Input data:
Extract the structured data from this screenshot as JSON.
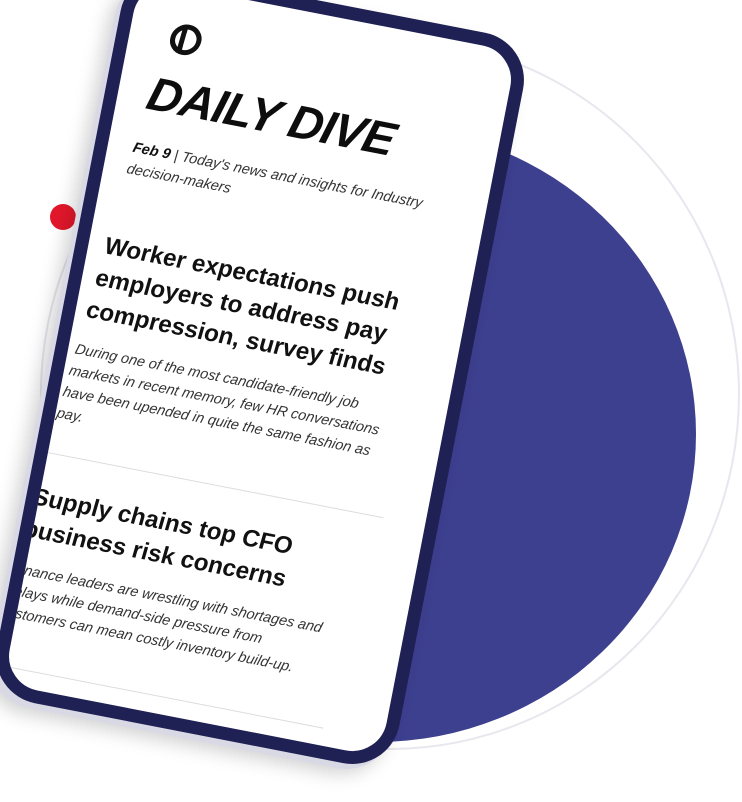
{
  "brand": {
    "title": "DAILY DIVE",
    "logo_icon": "industry-dive-logo"
  },
  "dateline": {
    "date": "Feb 9",
    "separator": " | ",
    "tagline": "Today's news and insights for Industry decision-makers"
  },
  "articles": [
    {
      "headline": "Worker expectations push employers to address pay compression, survey finds",
      "summary": "During one of the most candidate-friendly job markets in recent memory, few HR conversations have been upended in quite the same fashion as pay."
    },
    {
      "headline": "Supply chains top CFO business risk concerns",
      "summary": "Finance leaders are wrestling with shortages and delays while demand-side pressure from customers can mean costly inventory build-up."
    }
  ],
  "colors": {
    "disc": "#3d3f8f",
    "phone_frame": "#1f2053",
    "accent_dot": "#e3172b",
    "ring": "#e7e7ee"
  }
}
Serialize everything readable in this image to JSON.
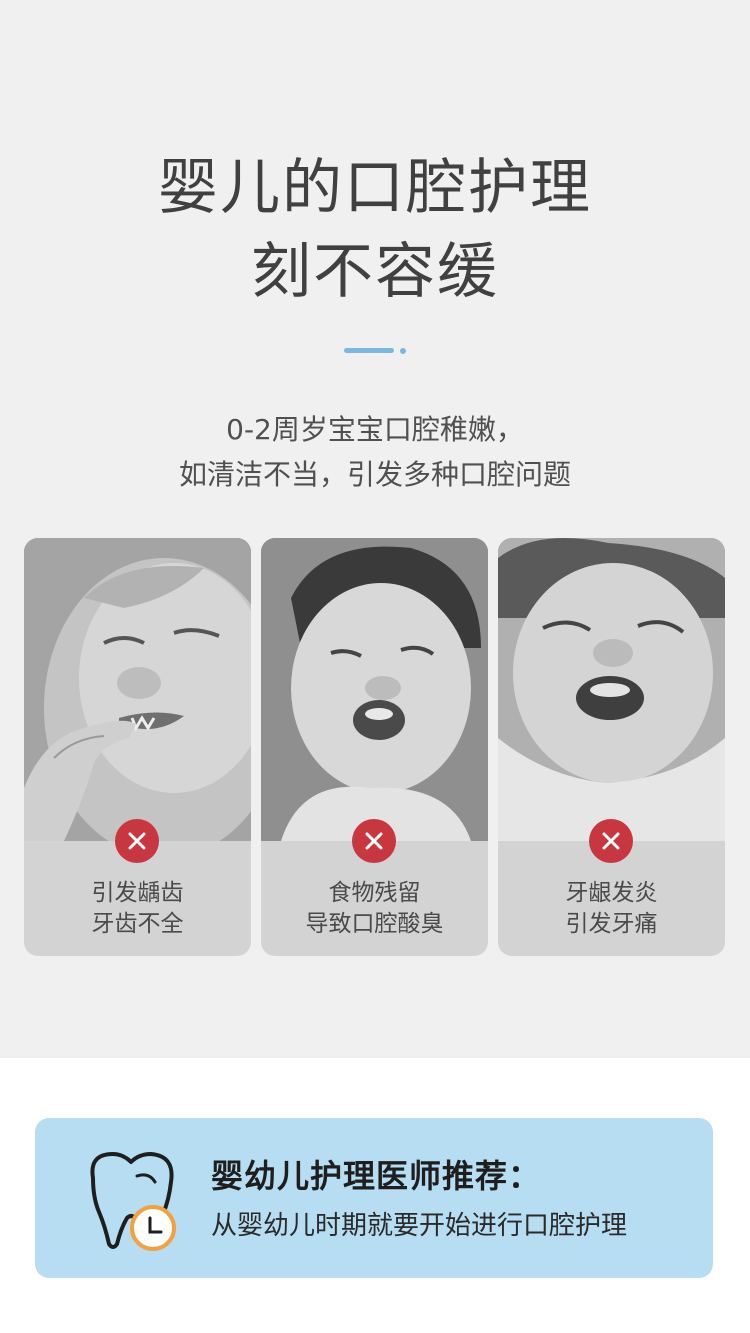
{
  "heading": {
    "line1": "婴儿的口腔护理",
    "line2": "刻不容缓"
  },
  "intro": {
    "line1": "0-2周岁宝宝口腔稚嫩，",
    "line2": "如清洁不当，引发多种口腔问题"
  },
  "problems": [
    {
      "line1": "引发龋齿",
      "line2": "牙齿不全",
      "icon": "baby-finger-in-mouth-photo"
    },
    {
      "line1": "食物残留",
      "line2": "导致口腔酸臭",
      "icon": "baby-crying-photo"
    },
    {
      "line1": "牙龈发炎",
      "line2": "引发牙痛",
      "icon": "baby-screaming-photo"
    }
  ],
  "recommendation": {
    "title": "婴幼儿护理医师推荐：",
    "text": "从婴幼儿时期就要开始进行口腔护理",
    "icon": "tooth-clock-icon"
  },
  "colors": {
    "accent": "#7ab8e0",
    "badge": "#c8373f",
    "rec_bg": "#b6ddf2",
    "clock": "#f2a13b"
  }
}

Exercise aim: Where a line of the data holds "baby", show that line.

Response below:
      "icon": "baby-finger-in-mouth-photo"
      "icon": "baby-crying-photo"
      "icon": "baby-screaming-photo"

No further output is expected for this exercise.